» Instructions for the task
Scan the material below for the string "President". Report every line that has it.

:::

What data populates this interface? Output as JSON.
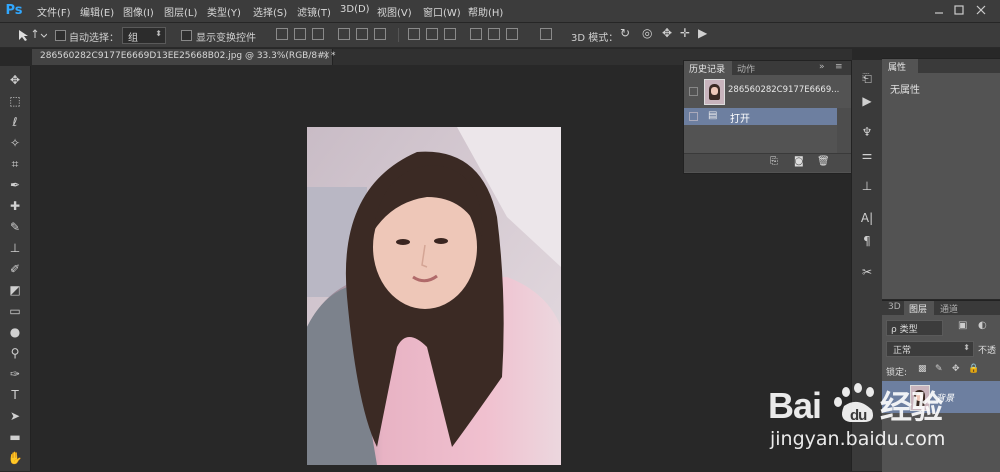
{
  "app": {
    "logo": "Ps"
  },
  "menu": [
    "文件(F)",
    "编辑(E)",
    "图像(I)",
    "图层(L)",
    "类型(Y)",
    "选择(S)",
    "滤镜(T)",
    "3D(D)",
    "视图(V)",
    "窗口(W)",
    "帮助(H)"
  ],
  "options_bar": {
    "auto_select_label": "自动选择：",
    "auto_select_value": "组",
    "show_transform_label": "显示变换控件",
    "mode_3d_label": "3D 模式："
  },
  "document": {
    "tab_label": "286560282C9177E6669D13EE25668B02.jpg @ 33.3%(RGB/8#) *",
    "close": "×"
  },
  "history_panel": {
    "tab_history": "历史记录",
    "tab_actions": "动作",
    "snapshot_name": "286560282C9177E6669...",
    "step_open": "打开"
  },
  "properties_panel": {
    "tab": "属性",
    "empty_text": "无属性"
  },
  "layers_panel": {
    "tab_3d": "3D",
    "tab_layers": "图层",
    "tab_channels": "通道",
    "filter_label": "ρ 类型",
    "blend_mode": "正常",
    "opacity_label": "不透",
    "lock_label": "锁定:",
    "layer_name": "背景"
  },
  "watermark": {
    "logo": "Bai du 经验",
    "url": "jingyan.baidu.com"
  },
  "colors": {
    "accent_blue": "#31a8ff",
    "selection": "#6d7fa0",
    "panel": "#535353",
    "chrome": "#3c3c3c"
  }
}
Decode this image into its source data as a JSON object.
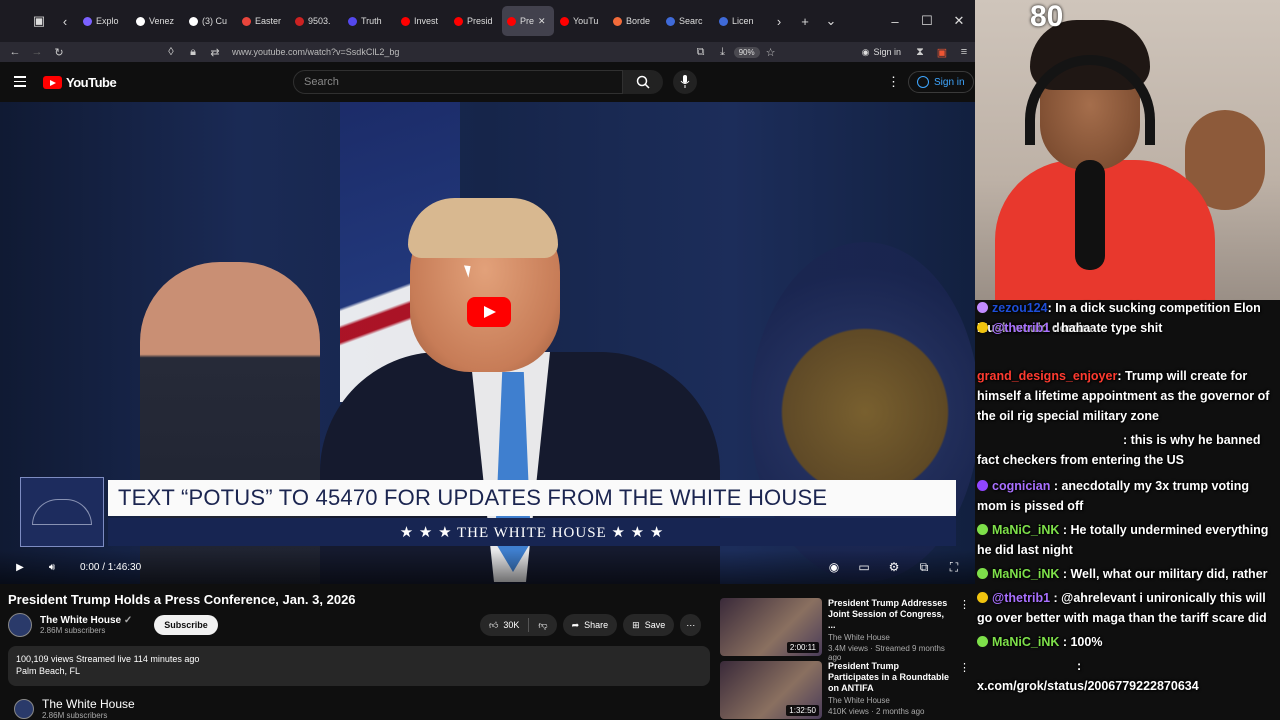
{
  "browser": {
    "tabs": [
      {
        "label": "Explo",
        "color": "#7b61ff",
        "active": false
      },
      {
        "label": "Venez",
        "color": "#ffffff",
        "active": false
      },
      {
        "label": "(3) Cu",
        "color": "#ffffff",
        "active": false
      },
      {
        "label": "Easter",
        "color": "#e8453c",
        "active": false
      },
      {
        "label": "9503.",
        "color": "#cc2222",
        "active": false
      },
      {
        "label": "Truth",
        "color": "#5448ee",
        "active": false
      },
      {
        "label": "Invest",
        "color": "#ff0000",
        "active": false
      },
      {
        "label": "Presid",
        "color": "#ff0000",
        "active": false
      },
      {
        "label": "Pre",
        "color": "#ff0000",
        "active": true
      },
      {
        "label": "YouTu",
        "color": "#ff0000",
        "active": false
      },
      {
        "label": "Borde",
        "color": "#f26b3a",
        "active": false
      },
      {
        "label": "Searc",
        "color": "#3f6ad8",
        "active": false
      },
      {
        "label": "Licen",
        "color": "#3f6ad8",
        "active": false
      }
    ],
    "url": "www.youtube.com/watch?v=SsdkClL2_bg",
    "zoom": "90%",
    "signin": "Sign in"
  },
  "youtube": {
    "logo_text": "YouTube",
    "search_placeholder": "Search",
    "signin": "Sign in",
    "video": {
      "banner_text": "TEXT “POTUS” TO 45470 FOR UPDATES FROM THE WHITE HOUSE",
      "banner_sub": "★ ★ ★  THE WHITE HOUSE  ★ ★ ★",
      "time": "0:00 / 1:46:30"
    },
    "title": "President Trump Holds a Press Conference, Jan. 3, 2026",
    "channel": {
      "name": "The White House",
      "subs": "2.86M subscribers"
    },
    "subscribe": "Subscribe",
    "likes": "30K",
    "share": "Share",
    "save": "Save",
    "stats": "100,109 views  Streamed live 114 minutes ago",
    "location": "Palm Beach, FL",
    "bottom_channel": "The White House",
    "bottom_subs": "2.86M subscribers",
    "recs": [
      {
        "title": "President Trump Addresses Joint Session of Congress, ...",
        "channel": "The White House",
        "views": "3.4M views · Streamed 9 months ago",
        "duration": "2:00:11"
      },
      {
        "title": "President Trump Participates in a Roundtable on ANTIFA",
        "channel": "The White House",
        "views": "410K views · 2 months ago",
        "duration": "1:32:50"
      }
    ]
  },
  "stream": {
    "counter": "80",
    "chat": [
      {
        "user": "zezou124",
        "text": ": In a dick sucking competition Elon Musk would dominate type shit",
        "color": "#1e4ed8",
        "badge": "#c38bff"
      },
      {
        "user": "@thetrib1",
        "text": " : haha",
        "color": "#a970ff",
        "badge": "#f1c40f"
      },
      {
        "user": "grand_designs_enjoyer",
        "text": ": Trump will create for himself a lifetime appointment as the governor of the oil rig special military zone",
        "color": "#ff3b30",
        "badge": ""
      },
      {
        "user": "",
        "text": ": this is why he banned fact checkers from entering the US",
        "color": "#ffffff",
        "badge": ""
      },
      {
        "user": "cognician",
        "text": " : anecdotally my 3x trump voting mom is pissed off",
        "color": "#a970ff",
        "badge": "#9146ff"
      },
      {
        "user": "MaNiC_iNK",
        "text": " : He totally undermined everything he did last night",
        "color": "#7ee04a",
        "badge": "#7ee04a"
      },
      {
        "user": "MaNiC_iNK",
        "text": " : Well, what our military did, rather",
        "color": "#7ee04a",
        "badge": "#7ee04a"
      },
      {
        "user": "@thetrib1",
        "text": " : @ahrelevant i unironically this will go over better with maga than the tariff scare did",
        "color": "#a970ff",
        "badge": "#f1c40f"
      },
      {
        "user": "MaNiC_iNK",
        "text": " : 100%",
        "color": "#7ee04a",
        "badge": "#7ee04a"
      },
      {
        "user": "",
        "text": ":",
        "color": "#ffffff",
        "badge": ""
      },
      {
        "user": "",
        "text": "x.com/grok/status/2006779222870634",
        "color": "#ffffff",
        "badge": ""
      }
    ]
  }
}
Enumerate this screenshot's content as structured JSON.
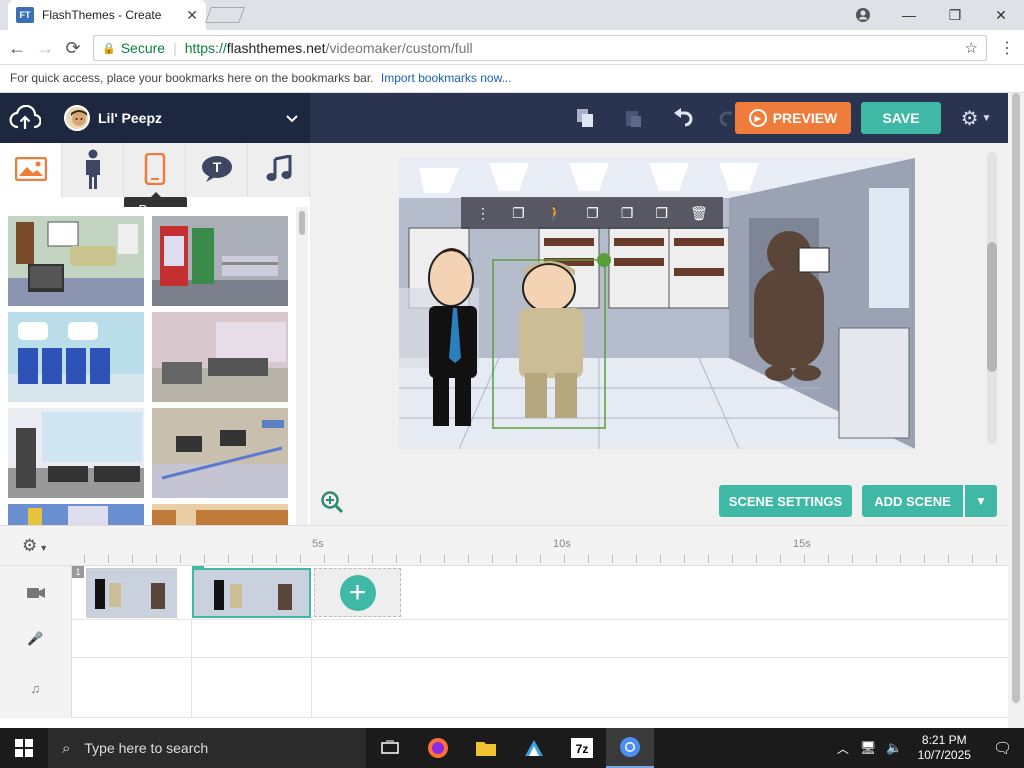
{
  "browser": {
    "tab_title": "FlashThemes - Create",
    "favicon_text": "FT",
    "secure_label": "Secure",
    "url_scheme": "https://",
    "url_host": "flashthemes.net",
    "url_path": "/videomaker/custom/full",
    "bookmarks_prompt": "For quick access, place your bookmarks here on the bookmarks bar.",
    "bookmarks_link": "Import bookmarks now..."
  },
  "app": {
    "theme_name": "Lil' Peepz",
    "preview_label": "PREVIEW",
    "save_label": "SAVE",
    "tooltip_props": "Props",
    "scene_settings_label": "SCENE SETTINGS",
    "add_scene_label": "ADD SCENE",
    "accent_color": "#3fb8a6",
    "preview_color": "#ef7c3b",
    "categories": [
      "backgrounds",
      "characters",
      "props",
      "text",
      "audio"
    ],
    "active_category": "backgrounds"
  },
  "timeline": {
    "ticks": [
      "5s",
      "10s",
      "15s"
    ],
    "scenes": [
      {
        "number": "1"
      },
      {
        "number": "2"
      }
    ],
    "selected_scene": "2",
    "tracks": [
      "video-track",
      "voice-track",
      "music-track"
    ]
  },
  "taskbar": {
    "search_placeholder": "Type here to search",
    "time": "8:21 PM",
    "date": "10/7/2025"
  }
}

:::

» Task output
    "title": "President Trump Holds a Press Conference, Jan. 3, 2026",
        "title": "President Trump Addresses Joint Session of Congress, ...",
        "title": "President Trump Participates in a Roundtable on ANTIFA",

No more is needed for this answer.